━━━━━ Given information

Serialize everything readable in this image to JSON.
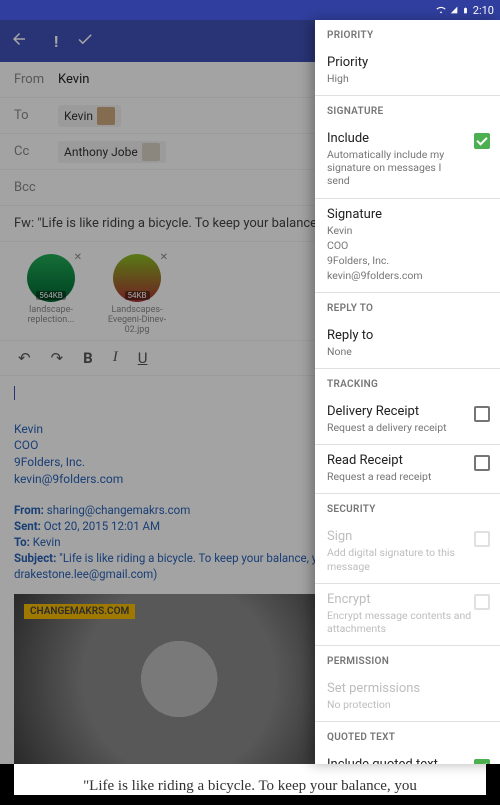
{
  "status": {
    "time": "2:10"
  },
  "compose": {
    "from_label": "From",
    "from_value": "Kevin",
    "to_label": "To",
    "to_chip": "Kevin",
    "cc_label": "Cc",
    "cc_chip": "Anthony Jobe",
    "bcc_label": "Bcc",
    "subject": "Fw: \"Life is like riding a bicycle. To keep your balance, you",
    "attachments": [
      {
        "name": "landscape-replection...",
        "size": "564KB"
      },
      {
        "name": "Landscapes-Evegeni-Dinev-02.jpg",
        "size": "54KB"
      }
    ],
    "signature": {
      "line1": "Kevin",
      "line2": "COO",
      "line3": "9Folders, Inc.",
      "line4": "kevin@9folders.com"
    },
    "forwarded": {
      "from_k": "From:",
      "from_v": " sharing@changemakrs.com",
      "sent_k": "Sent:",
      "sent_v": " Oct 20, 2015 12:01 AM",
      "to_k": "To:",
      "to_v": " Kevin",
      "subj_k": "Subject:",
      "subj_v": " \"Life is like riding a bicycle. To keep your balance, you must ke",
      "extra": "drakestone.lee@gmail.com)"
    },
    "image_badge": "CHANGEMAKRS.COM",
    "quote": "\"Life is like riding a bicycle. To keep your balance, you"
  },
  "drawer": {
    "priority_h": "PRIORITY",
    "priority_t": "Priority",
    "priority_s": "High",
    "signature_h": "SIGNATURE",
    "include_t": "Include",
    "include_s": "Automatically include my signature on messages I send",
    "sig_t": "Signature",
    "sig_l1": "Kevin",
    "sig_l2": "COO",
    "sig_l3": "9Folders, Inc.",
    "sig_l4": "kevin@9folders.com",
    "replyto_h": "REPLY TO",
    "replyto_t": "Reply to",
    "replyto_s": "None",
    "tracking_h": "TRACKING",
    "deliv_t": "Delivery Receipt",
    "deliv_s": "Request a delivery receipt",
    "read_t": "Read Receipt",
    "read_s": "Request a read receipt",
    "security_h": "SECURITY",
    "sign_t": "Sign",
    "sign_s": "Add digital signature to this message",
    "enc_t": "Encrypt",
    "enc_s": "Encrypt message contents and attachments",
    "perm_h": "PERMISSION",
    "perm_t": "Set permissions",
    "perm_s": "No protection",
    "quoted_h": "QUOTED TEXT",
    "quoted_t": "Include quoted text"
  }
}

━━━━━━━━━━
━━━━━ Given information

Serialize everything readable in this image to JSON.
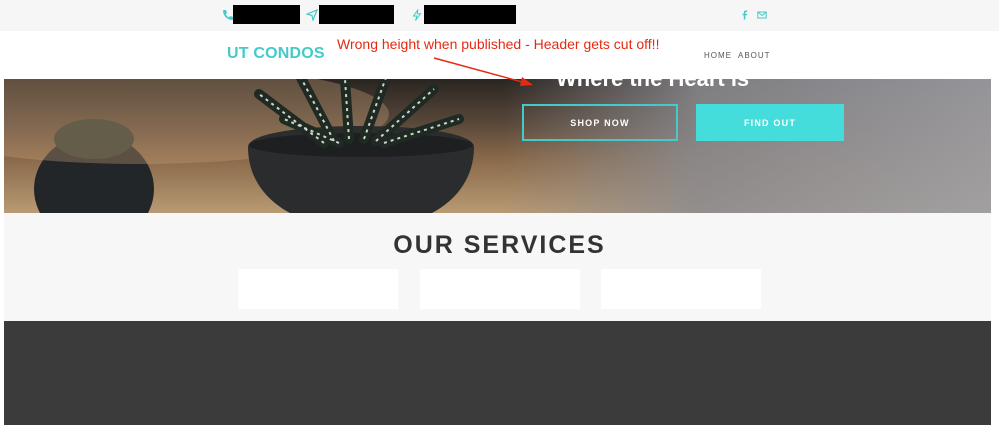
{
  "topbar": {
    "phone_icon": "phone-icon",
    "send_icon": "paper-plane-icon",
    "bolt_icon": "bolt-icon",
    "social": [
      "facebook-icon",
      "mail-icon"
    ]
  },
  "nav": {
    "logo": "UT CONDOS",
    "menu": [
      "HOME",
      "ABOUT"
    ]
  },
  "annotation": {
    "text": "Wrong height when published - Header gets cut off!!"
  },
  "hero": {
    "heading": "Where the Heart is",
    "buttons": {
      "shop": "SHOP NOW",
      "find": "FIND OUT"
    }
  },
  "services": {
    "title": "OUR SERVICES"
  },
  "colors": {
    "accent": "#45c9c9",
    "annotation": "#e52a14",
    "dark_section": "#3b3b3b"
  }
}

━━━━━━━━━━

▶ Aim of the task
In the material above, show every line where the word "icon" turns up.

▶ Answer area
    "phone_icon": "phone-icon",
    "send_icon": "paper-plane-icon",
    "bolt_icon": "bolt-icon",
      "facebook-icon",
      "mail-icon"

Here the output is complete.